The USPTO refused registration of the applied-for mark PERSON, finding it merely descriptive of wearable computers, wearable electronic devices, smart watches, and other goods. The examining attorney maintained that the term “describes a significant feature of these goods for wear on the human body, distinguishing them from a wearable device for, for example a dog or horse.” How do you think this appeal came out? In re Caleb Suresh Motupalli, Serial No. 86573858 (October 2, 2017) [not precedential] (Opinion by Judge Thomas W. Wellington).
The examining attorney’s evidence of mere descriptiveness was minimal. She submitted two examples of third-party use of the term “person” in connection with wearable electronic devices, and dictionary definitions of “person” (a human being) and “consumer” (a person who buys goods and services). Internet excerpts showed the term “wearable computing” to mean “electronic devices that are worn on the body or clothes.” From this evidence the examining attorney concluded that the applied-for mark “describes the intended use of the goods.”
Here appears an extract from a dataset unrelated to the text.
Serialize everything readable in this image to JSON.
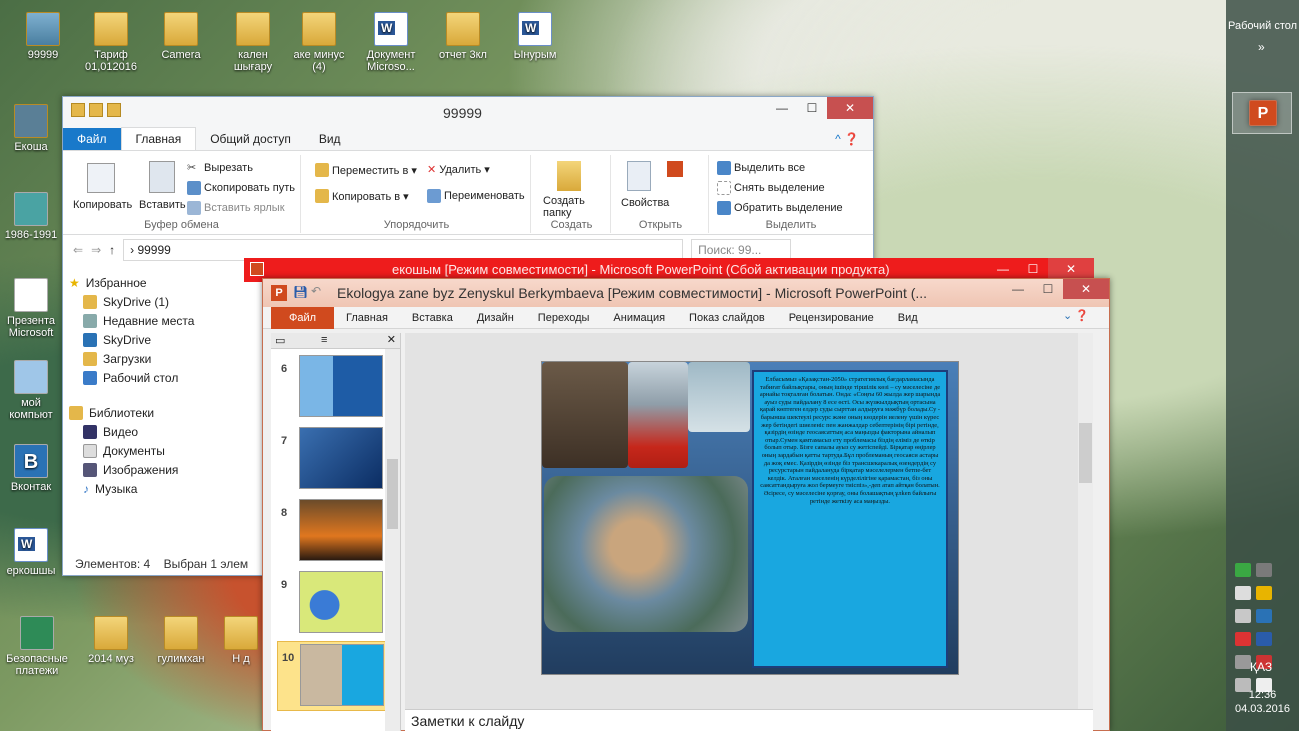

Applicant Motupalli, appearing pro se, argued that the examining attorney took too broad an approach; “if PERSON is descriptive for this reason then it is descriptive of virtually all goods, as long as the goods are used by humans.” The examining attorney agreed that “Applicant has correctly stated the policy.”
On the scant evidence of record, the Board found that PERSON, by itself, does not “convey any meaningful information regarding a quality, feature, function, characteristic or purpose of the identified goods.” The term is extremely broad: a “person” will be the consumer for all goods and service imaginable.
There is insufficient evidence demonstrating that consumers would readily understand it in connection with the identified goods as conveying the information that the intended end user is a human being. The “immediate idea” of a quality, feature, function, or characteristic of the goods or services conveyed by a descriptive term “must be conveyed forthwith with a ‘degree of particularity.’”
The Board found that PERSON does not convey such an “immediate idea” with “a degree of particularity.” The term is “too vague as to what or how a “person” is being referred to – whether it is the consumer, the end user of the goods, or if the term is somehow an expression of the goods being worn ‘on the person’ – rendering the mark at least suggestive, not merely descriptive, of the goods and thus registrable on the Principal Register.”
And so the Board reversed the Section 2(e)(1) refusal.